**What is needed:**
Each of the entries beneath this task should be written out exactly.

Dataset rows for apps and sites
◆ ◆ ◆ ◆ ◆ ◆ ◆
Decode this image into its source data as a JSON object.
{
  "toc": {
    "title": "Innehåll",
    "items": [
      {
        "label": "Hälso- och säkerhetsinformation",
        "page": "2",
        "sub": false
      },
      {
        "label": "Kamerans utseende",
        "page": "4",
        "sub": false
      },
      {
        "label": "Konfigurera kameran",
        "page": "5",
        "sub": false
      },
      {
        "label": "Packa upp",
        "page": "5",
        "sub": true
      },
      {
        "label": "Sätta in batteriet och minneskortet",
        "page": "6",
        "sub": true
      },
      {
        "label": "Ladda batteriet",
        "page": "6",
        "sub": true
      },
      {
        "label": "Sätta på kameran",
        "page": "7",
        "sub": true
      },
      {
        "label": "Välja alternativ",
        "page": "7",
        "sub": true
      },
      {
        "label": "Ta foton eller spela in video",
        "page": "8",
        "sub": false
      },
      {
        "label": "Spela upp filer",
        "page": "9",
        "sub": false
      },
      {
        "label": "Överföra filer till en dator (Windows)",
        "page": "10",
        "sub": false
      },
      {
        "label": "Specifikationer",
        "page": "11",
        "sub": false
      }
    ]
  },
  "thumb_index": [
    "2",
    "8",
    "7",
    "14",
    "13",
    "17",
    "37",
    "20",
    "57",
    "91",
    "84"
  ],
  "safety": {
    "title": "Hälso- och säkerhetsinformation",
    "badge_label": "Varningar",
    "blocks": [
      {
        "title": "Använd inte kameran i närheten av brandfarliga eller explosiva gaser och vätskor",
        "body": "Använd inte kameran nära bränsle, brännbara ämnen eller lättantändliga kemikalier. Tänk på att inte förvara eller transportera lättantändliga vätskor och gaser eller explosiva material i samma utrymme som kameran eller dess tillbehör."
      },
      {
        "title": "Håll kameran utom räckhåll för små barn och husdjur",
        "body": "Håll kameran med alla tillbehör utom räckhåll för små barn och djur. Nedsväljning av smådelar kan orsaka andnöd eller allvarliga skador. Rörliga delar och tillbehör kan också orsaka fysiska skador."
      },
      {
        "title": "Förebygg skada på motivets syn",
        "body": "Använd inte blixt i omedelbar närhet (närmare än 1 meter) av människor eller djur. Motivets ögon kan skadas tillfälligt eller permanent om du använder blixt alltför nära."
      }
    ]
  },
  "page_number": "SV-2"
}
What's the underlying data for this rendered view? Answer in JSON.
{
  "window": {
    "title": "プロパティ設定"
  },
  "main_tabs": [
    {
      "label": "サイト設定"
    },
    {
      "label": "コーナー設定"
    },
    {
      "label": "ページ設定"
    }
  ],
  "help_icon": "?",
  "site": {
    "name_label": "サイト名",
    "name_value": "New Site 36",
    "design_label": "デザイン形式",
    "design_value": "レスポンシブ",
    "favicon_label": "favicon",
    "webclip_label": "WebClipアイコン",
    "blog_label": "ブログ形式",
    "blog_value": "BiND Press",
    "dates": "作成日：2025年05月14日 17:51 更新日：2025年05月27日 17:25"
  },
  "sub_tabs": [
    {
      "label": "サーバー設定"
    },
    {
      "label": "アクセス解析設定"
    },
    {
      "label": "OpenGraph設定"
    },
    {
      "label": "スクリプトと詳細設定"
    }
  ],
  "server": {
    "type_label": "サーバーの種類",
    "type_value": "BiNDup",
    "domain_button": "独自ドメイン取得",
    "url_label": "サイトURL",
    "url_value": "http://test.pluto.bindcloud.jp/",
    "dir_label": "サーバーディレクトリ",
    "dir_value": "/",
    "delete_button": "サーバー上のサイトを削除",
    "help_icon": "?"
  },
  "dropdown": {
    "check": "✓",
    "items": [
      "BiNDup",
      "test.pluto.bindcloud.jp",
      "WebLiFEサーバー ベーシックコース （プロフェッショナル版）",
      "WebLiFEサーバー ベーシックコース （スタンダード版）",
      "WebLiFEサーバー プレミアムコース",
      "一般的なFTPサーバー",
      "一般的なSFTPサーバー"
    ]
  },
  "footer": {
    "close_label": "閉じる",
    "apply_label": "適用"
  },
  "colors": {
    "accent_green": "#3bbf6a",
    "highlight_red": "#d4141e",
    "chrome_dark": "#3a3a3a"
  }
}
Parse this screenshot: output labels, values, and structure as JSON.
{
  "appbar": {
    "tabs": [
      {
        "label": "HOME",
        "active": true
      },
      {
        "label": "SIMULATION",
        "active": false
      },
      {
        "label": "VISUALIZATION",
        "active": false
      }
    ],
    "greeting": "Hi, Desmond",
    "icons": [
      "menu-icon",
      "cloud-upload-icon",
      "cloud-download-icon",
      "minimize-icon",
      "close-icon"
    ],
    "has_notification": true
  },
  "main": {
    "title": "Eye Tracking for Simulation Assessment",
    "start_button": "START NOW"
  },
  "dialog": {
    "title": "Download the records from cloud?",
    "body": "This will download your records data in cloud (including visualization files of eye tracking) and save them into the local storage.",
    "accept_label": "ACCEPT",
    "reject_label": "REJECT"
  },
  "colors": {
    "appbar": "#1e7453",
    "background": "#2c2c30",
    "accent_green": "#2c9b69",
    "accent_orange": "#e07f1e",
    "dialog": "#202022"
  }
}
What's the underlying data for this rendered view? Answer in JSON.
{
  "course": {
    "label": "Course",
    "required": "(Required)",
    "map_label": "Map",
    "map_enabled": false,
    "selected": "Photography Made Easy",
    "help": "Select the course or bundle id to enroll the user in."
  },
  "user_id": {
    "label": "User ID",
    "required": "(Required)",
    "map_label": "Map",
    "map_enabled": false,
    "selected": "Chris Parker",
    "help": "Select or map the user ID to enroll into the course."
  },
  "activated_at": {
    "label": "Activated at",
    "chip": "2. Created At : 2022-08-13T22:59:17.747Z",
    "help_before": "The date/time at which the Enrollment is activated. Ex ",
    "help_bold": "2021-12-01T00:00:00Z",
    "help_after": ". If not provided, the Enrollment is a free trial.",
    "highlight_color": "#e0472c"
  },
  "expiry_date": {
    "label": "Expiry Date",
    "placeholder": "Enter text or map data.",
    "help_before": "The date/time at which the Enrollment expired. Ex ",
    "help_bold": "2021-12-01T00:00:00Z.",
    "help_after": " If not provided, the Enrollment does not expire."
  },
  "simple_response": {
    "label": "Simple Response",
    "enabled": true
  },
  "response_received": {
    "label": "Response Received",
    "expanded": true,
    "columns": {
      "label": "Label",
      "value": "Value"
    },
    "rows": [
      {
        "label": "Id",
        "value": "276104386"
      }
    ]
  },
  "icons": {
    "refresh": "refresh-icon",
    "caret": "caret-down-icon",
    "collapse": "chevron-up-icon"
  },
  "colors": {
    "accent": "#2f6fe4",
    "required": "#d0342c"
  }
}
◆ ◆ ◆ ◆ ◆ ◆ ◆
**Written response:**
Decode this image into its source data as a JSON object.
{
  "toc": {
    "title": "Innehåll",
    "items": [
      {
        "label": "Hälso- och säkerhetsinformation",
        "page": "2",
        "sub": false
      },
      {
        "label": "Kamerans utseende",
        "page": "4",
        "sub": false
      },
      {
        "label": "Konfigurera kameran",
        "page": "5",
        "sub": false
      },
      {
        "label": "Packa upp",
        "page": "5",
        "sub": true
      },
      {
        "label": "Sätta in batteriet och minneskortet",
        "page": "6",
        "sub": true
      },
      {
        "label": "Ladda batteriet",
        "page": "6",
        "sub": true
      },
      {
        "label": "Sätta på kameran",
        "page": "7",
        "sub": true
      },
      {
        "label": "Välja alternativ",
        "page": "7",
        "sub": true
      },
      {
        "label": "Ta foton eller spela in video",
        "page": "8",
        "sub": false
      },
      {
        "label": "Spela upp filer",
        "page": "9",
        "sub": false
      },
      {
        "label": "Överföra filer till en dator (Windows)",
        "page": "10",
        "sub": false
      },
      {
        "label": "Specifikationer",
        "page": "11",
        "sub": false
      }
    ]
  },
  "thumb_index": [
    "2",
    "8",
    "7",
    "14",
    "13",
    "17",
    "37",
    "20",
    "57",
    "91",
    "84"
  ],
  "safety": {
    "title": "Hälso- och säkerhetsinformation",
    "badge_label": "Varningar",
    "blocks": [
      {
        "title": "Använd inte kameran i närheten av brandfarliga eller explosiva gaser och vätskor",
        "body": "Använd inte kameran nära bränsle, brännbara ämnen eller lättantändliga kemikalier. Tänk på att inte förvara eller transportera lättantändliga vätskor och gaser eller explosiva material i samma utrymme som kameran eller dess tillbehör."
      },
      {
        "title": "Håll kameran utom räckhåll för små barn och husdjur",
        "body": "Håll kameran med alla tillbehör utom räckhåll för små barn och djur. Nedsväljning av smådelar kan orsaka andnöd eller allvarliga skador. Rörliga delar och tillbehör kan också orsaka fysiska skador."
      },
      {
        "title": "Förebygg skada på motivets syn",
        "body": "Använd inte blixt i omedelbar närhet (närmare än 1 meter) av människor eller djur. Motivets ögon kan skadas tillfälligt eller permanent om du använder blixt alltför nära."
      }
    ]
  },
  "page_number": "SV-2"
}
What's the underlying data for this rendered view? Answer in JSON.
{
  "window": {
    "title": "プロパティ設定"
  },
  "main_tabs": [
    {
      "label": "サイト設定"
    },
    {
      "label": "コーナー設定"
    },
    {
      "label": "ページ設定"
    }
  ],
  "help_icon": "?",
  "site": {
    "name_label": "サイト名",
    "name_value": "New Site 36",
    "design_label": "デザイン形式",
    "design_value": "レスポンシブ",
    "favicon_label": "favicon",
    "webclip_label": "WebClipアイコン",
    "blog_label": "ブログ形式",
    "blog_value": "BiND Press",
    "dates": "作成日：2025年05月14日 17:51 更新日：2025年05月27日 17:25"
  },
  "sub_tabs": [
    {
      "label": "サーバー設定"
    },
    {
      "label": "アクセス解析設定"
    },
    {
      "label": "OpenGraph設定"
    },
    {
      "label": "スクリプトと詳細設定"
    }
  ],
  "server": {
    "type_label": "サーバーの種類",
    "type_value": "BiNDup",
    "domain_button": "独自ドメイン取得",
    "url_label": "サイトURL",
    "url_value": "http://test.pluto.bindcloud.jp/",
    "dir_label": "サーバーディレクトリ",
    "dir_value": "/",
    "delete_button": "サーバー上のサイトを削除",
    "help_icon": "?"
  },
  "dropdown": {
    "check": "✓",
    "items": [
      "BiNDup",
      "test.pluto.bindcloud.jp",
      "WebLiFEサーバー ベーシックコース （プロフェッショナル版）",
      "WebLiFEサーバー ベーシックコース （スタンダード版）",
      "WebLiFEサーバー プレミアムコース",
      "一般的なFTPサーバー",
      "一般的なSFTPサーバー"
    ]
  },
  "footer": {
    "close_label": "閉じる",
    "apply_label": "適用"
  },
  "colors": {
    "accent_green": "#3bbf6a",
    "highlight_red": "#d4141e",
    "chrome_dark": "#3a3a3a"
  }
}
Parse this screenshot: output labels, values, and structure as JSON.
{
  "appbar": {
    "tabs": [
      {
        "label": "HOME",
        "active": true
      },
      {
        "label": "SIMULATION",
        "active": false
      },
      {
        "label": "VISUALIZATION",
        "active": false
      }
    ],
    "greeting": "Hi, Desmond",
    "icons": [
      "menu-icon",
      "cloud-upload-icon",
      "cloud-download-icon",
      "minimize-icon",
      "close-icon"
    ],
    "has_notification": true
  },
  "main": {
    "title": "Eye Tracking for Simulation Assessment",
    "start_button": "START NOW"
  },
  "dialog": {
    "title": "Download the records from cloud?",
    "body": "This will download your records data in cloud (including visualization files of eye tracking) and save them into the local storage.",
    "accept_label": "ACCEPT",
    "reject_label": "REJECT"
  },
  "colors": {
    "appbar": "#1e7453",
    "background": "#2c2c30",
    "accent_green": "#2c9b69",
    "accent_orange": "#e07f1e",
    "dialog": "#202022"
  }
}
What's the underlying data for this rendered view? Answer in JSON.
{
  "course": {
    "label": "Course",
    "required": "(Required)",
    "map_label": "Map",
    "map_enabled": false,
    "selected": "Photography Made Easy",
    "help": "Select the course or bundle id to enroll the user in."
  },
  "user_id": {
    "label": "User ID",
    "required": "(Required)",
    "map_label": "Map",
    "map_enabled": false,
    "selected": "Chris Parker",
    "help": "Select or map the user ID to enroll into the course."
  },
  "activated_at": {
    "label": "Activated at",
    "chip": "2. Created At : 2022-08-13T22:59:17.747Z",
    "help_before": "The date/time at which the Enrollment is activated. Ex ",
    "help_bold": "2021-12-01T00:00:00Z",
    "help_after": ". If not provided, the Enrollment is a free trial.",
    "highlight_color": "#e0472c"
  },
  "expiry_date": {
    "label": "Expiry Date",
    "placeholder": "Enter text or map data.",
    "help_before": "The date/time at which the Enrollment expired. Ex ",
    "help_bold": "2021-12-01T00:00:00Z.",
    "help_after": " If not provided, the Enrollment does not expire."
  },
  "simple_response": {
    "label": "Simple Response",
    "enabled": true
  },
  "response_received": {
    "label": "Response Received",
    "expanded": true,
    "columns": {
      "label": "Label",
      "value": "Value"
    },
    "rows": [
      {
        "label": "Id",
        "value": "276104386"
      }
    ]
  },
  "icons": {
    "refresh": "refresh-icon",
    "caret": "caret-down-icon",
    "collapse": "chevron-up-icon"
  },
  "colors": {
    "accent": "#2f6fe4",
    "required": "#d0342c"
  }
}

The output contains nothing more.